candidate genes; dihydropyrimidine dehydrogenase; drug efficacy; drug toxicity; fluoropyrimidines; fluorouracil; methylenetetrahydrofolate reductase; pharmacogenomics; pyrimidine analogs; thymidylate synthase
ABC transporter; drug permeability; multidrug resistance; pharmacogenomics; PharmGKB
SNPs&GO is a method for the prediction of deleterious Single Amino acid Polymorphisms (SAPs) using protein functional annotation. In this work, we present the web server implementation of SNPs&GO (WS-SNPs&GO). The server is based on Support Vector Machines (SVM) and for a given protein, its input comprises: the sequence and/or its three-dimensional structure (when available), a set of target variations and its functional Gene Ontology (GO) terms.
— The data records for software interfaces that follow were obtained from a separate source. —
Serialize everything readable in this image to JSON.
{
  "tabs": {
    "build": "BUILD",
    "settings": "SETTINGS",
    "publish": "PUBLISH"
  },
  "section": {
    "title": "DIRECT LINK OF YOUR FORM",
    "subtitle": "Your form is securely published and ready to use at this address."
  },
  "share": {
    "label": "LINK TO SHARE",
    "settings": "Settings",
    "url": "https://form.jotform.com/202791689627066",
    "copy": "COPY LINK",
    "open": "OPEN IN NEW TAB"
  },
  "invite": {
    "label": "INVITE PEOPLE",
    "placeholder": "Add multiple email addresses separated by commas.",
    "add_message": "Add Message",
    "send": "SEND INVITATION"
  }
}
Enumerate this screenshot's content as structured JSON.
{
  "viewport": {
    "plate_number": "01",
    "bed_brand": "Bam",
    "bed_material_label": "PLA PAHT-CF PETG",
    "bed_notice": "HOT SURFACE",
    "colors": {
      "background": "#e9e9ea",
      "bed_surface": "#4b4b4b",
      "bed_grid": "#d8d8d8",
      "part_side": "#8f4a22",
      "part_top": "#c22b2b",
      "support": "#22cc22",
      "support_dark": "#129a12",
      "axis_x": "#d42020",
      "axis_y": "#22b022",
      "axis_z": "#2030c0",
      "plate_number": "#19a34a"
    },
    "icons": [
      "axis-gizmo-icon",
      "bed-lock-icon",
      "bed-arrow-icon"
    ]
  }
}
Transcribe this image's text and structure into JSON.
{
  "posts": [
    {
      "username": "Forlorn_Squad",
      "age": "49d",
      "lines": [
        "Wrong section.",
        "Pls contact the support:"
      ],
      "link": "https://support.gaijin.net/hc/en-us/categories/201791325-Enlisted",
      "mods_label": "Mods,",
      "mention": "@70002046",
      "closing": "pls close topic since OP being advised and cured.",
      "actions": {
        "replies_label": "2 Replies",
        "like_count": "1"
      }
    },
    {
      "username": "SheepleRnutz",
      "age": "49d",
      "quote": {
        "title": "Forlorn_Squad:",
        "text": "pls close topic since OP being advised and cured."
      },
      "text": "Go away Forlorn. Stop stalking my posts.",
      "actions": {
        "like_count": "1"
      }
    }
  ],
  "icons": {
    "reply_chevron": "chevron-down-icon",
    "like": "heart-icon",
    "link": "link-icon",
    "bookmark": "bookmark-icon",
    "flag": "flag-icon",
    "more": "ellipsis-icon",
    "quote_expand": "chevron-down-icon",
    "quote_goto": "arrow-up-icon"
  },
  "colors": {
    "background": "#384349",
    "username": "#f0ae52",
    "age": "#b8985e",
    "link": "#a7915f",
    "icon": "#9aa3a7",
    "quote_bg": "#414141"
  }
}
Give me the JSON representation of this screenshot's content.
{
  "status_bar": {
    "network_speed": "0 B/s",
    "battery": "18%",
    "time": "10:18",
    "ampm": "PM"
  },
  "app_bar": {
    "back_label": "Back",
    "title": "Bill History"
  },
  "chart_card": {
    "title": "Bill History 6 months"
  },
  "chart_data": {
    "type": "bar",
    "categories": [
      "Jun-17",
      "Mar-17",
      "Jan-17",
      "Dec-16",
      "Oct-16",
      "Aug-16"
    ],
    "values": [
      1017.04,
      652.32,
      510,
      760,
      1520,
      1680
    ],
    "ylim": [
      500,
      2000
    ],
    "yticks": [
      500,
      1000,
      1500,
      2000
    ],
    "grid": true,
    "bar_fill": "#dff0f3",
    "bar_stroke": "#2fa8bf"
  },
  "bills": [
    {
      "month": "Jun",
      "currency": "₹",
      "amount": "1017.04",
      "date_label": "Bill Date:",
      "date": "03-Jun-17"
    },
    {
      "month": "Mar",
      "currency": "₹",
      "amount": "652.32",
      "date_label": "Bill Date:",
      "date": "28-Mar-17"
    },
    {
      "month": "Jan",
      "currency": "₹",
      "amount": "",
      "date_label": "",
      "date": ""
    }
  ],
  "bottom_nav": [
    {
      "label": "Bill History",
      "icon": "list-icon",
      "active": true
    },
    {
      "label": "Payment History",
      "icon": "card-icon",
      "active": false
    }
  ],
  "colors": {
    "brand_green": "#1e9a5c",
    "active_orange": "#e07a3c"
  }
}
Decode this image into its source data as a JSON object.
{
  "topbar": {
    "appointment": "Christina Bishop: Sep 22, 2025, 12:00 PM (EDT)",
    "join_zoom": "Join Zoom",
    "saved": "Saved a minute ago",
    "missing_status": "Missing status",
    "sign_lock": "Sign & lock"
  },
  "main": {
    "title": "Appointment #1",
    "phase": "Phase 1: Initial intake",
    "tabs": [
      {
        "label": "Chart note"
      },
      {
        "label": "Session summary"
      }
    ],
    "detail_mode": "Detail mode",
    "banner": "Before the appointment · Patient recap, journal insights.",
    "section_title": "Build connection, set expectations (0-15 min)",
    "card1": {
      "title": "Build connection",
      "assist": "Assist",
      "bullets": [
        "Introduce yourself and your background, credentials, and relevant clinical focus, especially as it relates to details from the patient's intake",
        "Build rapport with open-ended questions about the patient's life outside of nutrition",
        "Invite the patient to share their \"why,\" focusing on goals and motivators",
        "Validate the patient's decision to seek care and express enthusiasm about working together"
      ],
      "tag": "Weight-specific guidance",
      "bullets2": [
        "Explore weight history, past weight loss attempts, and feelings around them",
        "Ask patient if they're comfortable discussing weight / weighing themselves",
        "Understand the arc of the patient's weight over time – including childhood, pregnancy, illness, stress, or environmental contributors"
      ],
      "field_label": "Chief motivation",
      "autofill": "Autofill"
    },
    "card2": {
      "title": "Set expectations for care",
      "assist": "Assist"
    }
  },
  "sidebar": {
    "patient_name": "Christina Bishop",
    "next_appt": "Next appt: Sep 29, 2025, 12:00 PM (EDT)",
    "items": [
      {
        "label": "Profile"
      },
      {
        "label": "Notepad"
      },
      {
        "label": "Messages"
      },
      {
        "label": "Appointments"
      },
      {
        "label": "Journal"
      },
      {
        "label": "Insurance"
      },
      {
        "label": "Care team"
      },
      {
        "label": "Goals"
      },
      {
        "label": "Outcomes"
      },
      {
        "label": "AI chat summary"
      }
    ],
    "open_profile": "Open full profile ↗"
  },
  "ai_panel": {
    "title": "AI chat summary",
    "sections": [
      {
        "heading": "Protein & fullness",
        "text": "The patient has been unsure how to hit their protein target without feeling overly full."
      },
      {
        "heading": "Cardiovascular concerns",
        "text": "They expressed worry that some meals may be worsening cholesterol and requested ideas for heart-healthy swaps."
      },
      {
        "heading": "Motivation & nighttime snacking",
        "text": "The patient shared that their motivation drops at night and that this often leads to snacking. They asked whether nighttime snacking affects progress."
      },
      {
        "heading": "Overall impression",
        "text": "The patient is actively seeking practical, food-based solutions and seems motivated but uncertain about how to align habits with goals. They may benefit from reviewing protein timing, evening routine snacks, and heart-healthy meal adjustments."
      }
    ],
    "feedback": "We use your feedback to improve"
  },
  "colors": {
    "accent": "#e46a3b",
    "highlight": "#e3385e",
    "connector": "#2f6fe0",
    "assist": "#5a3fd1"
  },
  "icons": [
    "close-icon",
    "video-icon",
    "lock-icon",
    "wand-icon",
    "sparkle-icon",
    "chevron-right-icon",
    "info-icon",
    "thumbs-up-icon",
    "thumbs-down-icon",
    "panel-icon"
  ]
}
The output of the server provides, for each protein variation, the probabilities to be associated to human diseases.
The server consists of two main components, including updated versions of the sequence-based SNPs&GO (recently scored as one of the best algorithms for predicting deleterious SAPs) and of the structure-based SNPs&GO3d programs. Sequence and structure based algorithms are extensively tested on a large set of annotated variations extracted from the SwissVar database. Selecting a balanced dataset with more than 38,000 SAPs, the sequence-based approach achieves 81% overall accuracy, 0.61 correlation coefficient and an Area Under the Curve (AUC) of the Receiver Operating Characteristic (ROC) curve of 0.88. For the subset of ~6,600 variations mapped on protein structures available at the Protein Data Bank (PDB), the structure-based method scores with 84% overall accuracy, 0.68 correlation coefficient, and 0.91 AUC. When tested on a new blind set of variations, the results of the server are 79% and 83% overall accuracy for the sequence-based and structure-based inputs, respectively.
WS-SNPs&GO is a valuable tool that includes in a unique framework information derived from protein sequence, structure, evolutionary profile, and protein function. WS-SNPs&GO is freely available at http://snps.biofold.org/snps-and-go.
HMGCR; 3-hydroxy-3-methylglutaryl coenzyme A reductase; PharmGKB; pravastatin; statin